In retrospect, perhaps, I should not have been surprised. We may have come a long way, baby, but a woman’s sexuality still remains the easiest way to target her. Want to shut her up? Easy. Just call her any one of the following names: slut, slag, bitch, whore, or that other ‘c’ word that is so deliciously taboo.

And while not everyone descends to this level, a certain casual misogyny has become a marker of our modern culture. We think nothing of it if a woman is referred to as a ‘cow’ or a ‘dog’ in private conversation. And when this sort of thing spills over into the public space of the blogosphere or twitter, well then, hey, that’s just another manifestation of free speech. Deal with it.

Certainly, the hate and the bile on the Internet is an equal opportunity game. The men are targeted just as much as the women. And yet, for some reason, it’s only the women who face sexual abuse, no matter what the original provocation may have been.

No man is ever told that he deserves to be raped by dogs. Or that he is so ugly that he will never have sex with anyone other than himself. No, not even if he pays them.

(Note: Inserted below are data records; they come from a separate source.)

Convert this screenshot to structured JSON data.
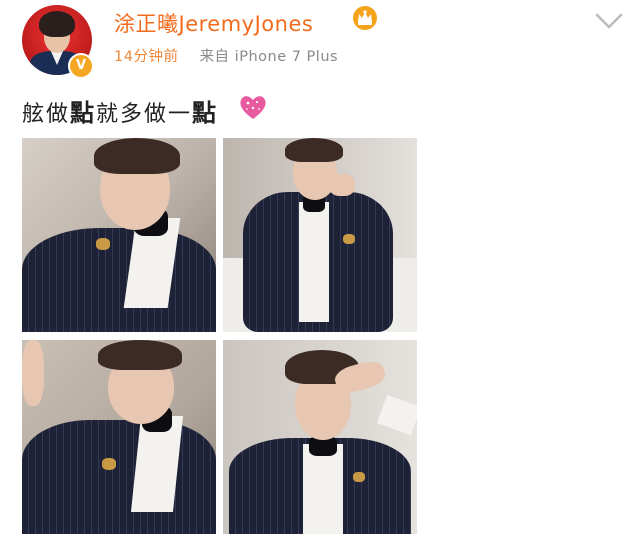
{
  "post": {
    "author": {
      "name": "涂正曦JeremyJones",
      "verified_mark": "V",
      "avatar_icon": "avatar-photo",
      "badge_icon": "crown-badge-icon"
    },
    "meta": {
      "time": "14分钟前",
      "source": "来自 iPhone 7 Plus"
    },
    "text": {
      "part1": "舷做",
      "bold1": "點",
      "part2": "就多做一",
      "bold2": "點",
      "emoji_icon": "sparkle-heart-icon"
    },
    "photos": [
      {
        "name": "photo-1"
      },
      {
        "name": "photo-2"
      },
      {
        "name": "photo-3"
      },
      {
        "name": "photo-4"
      }
    ],
    "menu_icon": "chevron-down-icon",
    "colors": {
      "username": "#f26b1d",
      "time": "#f0883c",
      "meta": "#8a8a8a",
      "verified": "#f5a623",
      "heart": "#e85aa0"
    }
  }
}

The women, on the other hand, are fair game. It doesn’t really matter what you are commenting upon. It could be Sourav Ganguly. It could be cricket. It could be politics. It could the movies. It could be music. It could even be something as innocuous as the weather. But if anyone doesn’t like what you say, then you are an ugly, fat bitch who needs to be taught a lesson (and yes, you can well imagine what that lesson would be, even if I can’t refer to it in a family newspaper).

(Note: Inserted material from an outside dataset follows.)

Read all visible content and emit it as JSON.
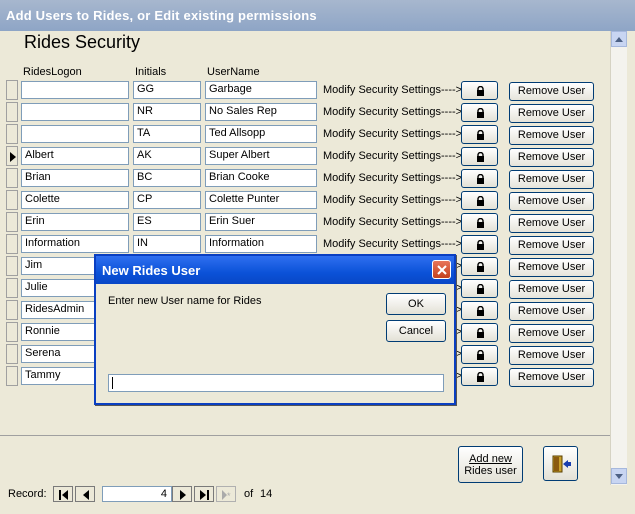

It’s a bit like walking down a crowded street or through a busy market. You can be sure that someone will ‘accidentally’ brush against you and that somebody else will make some crass comment about your derriere.

In that sense, putting yourself out there in cyberspace is a bit like travelling in a crowded bus in real life. Sooner or later, you are going to get your bum pinched – or worse (speaking metaphorically, of course). Or even going to a party where some men will spend the entire evening having a conversation with your breasts. Yes, we’ve all been there – and had that done to us.

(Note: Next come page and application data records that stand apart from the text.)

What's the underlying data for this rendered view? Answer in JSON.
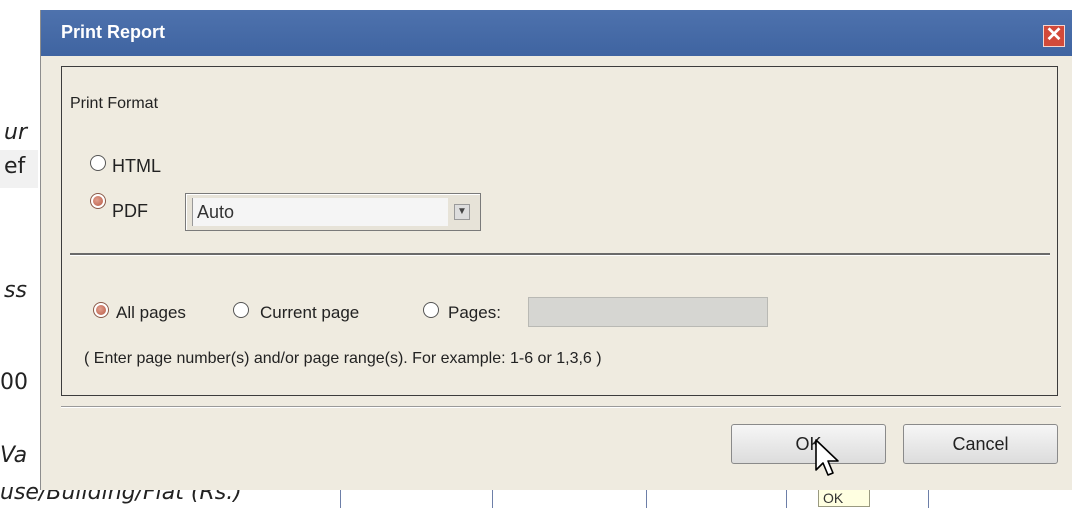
{
  "background": {
    "fragments": [
      "ur",
      "ef",
      "ss",
      "00",
      "Va",
      "use/Building/Flat (Rs.)"
    ],
    "tooltip_text": "OK"
  },
  "dialog": {
    "title": "Print Report",
    "close_glyph": "✕",
    "print_format": {
      "label": "Print Format",
      "options": [
        {
          "label": "HTML",
          "selected": false
        },
        {
          "label": "PDF",
          "selected": true
        }
      ],
      "pdf_mode": {
        "value": "Auto",
        "arrow_glyph": "▼"
      }
    },
    "page_range": {
      "options": [
        {
          "label": "All pages",
          "selected": true
        },
        {
          "label": "Current page",
          "selected": false
        },
        {
          "label": "Pages:",
          "selected": false
        }
      ],
      "pages_value": "",
      "hint": "( Enter page number(s) and/or page range(s). For example: 1-6 or 1,3,6 )"
    },
    "buttons": {
      "ok": "OK",
      "cancel": "Cancel"
    }
  },
  "colors": {
    "titlebar": "#4469a5",
    "dialog_bg": "#efebe0",
    "radio_selected": "#b85a45"
  }
}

No matter how liberated we may feel, no matter how hard we may have fought for our freedoms, a woman’s vulnerability is still tied up with her sexuality. And so it remains the easiest way to attack her. The abuse may be physical or verbal – but the target remains the same.

Part of it is down to the fact that as a society, we are so subliminally attuned to objectifying women that we do so even without realising it – and sometimes women are just as guilty of this as the men. (In fact, recent research suggests that the first thing women notice about each other is their waistlines – how slim or thick they are.)

Look at the way our politicians are portrayed in the media. Most of our male politicians are not exactly oil paintings. But for some reason, it’s only female politicians like Mayawati and Mamata who are derided because of their physical appearance. It’s never the men who are told off for their lack of grooming or good looks.

Even when men attack one another, they do so through the medium of women. The most common abuses – whether in Hindi or English – remain ones that involve having sex with the other man’s mother or sister (for some reason, it is never the wife). When it comes to name-calling, then again we have the classics: ‘son of a bitch’ and ‘bastard’, both of which are more about the mothers than the sons.

So, I guess despite all our talk about women’s liberation, we are still in some measure prisoners of our own bodies. And the best way to attack us is to violate them – through speech, if not through actual physical violence.

In that context, the torrent of twitter abuse about the Sourav column is just the proverbial storm in a T-cup. But what it says about how women are seen in our world is what is truly shaming – and worrying.